Clichés sneak up on you and worm their way into your writing. They are such comfortable turns of phrase and ideas. They flow so easily onto the page...and that’s fine when you're writing a first draft.
I know what the trouble is. How do you nail those clichés? After all, a cliché is just an original idea that has been worn out, over-used, and jumped on so many times that it has become a gag. It triggers the response "I've heard that one before" from people who don't even know where the idea first sprouted.
Clichés make people roll their eyes, cringe, and walk away. In the case of your writing, they stop reading. Anything that keeps potential readers away from your works is – you guessed it – a BIG NO-NO.
There is one thing I come across when I am reading which irks me a little. It is something of a cliché loophole.
An important note: There is no such thing as a cliché loophole. Trying to excuse yourself from using a cliché is never acceptable.
This so-called loophole is what I like to call "Name that Cliché!" It is the act of using a cliché, and then mentioning that it is a cliché.
Phrases such, "It was something of a cliché," or "I know that it was a huge cliché but at that moment..." do not subtract from the existence of the cliché. Warning the reader, or owning up to cliché usage, does not excuse the use of a downtrodden phrase or scenario.
Narrator: Was my life just becoming one massive cliché? Did I have a sign on me somewhere that read, "Browbeaten heroine needs brooding, closed-off love interest and overbearing parents?"
Reader: Ugh. Why should I care?

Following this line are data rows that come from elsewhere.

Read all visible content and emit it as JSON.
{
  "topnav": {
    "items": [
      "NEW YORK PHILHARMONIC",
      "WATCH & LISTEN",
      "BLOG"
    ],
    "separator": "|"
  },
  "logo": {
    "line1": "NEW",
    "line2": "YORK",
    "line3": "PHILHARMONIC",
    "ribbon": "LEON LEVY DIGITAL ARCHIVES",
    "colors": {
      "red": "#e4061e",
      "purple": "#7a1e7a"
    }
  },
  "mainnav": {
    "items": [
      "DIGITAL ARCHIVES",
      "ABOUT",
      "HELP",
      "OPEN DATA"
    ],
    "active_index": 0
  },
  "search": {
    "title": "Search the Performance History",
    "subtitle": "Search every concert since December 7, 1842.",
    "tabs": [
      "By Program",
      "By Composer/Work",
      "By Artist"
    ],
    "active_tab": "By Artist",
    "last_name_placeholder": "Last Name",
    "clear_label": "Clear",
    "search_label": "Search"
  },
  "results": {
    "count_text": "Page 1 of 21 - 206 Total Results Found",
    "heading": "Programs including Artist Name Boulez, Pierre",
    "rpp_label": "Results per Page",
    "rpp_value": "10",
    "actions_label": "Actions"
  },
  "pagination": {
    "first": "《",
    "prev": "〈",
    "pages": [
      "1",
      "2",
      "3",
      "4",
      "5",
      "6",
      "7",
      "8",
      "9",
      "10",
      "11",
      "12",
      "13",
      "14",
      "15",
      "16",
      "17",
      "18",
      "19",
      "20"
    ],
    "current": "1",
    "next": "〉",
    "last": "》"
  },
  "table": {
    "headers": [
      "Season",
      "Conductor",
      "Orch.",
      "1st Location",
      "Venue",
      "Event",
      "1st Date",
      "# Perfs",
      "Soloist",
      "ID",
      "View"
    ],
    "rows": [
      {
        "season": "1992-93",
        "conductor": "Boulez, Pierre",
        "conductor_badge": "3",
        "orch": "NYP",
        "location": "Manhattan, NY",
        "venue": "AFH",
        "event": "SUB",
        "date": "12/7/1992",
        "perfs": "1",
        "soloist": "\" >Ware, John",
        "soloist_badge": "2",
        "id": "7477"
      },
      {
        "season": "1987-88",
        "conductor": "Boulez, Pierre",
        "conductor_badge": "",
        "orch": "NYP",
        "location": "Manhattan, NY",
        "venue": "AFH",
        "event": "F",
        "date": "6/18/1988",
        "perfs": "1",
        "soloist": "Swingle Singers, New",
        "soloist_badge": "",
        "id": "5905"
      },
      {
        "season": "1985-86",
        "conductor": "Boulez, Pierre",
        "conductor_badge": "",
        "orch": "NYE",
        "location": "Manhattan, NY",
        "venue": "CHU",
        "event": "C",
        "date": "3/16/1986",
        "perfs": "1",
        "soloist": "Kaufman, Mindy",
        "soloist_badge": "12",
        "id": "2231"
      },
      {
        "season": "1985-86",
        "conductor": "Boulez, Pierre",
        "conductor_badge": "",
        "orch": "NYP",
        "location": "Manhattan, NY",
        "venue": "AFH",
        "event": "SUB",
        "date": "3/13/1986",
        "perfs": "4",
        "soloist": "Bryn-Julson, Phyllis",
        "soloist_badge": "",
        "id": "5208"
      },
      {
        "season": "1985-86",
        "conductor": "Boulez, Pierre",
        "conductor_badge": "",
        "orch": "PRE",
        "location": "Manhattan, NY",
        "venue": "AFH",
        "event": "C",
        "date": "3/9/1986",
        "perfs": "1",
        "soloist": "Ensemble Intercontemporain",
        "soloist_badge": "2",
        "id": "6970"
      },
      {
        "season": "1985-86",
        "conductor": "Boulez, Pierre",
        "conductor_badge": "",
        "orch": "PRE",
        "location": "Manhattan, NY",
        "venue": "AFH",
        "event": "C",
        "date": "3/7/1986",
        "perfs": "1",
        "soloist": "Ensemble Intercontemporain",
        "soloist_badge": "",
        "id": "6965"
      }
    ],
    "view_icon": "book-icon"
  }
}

Calling yourself out on cliché-use does not soften the blow. Ever.
Kiss of death: Using the word "cliché" at any point in your work of fiction.
However, clichés are not bad. They are very important writing tools. Of course, you should never use a cliché in your writing, but let me give you a few reasons why clichés are a good thing.
1. A cliché forces you to think outside the box. When you spot the existence of a cliché in any form, you are encouraged to dig for something original. If your character sprouts a clichéd phrase, then now is the perfect opportunity to come up with your character's own unique turn of phrase.
2. Clichés are actually good foundations for ideas. One of my favourite things about writing is archetypes. They are simple fundamentals for characters and story plots that you can build on. Sometimes, when you are stuck for ideas, the only things that come to mind are clichés. That just means you have something to mould and work with. If a cliché is thrown at you, go with it and throw something back that is interesting and innovative.
3. You can surprise your reader with the use of clichés, without using a cliché. Confused? Clichés mean that people have come to expect something to be a certain way. You can take a reader's expectation for a cliché and turn it on its head. Add a twist to the story and surprise the reader.
In conclusion, you shouldn't fear clichés...but don’t pander to them. That's a no-no.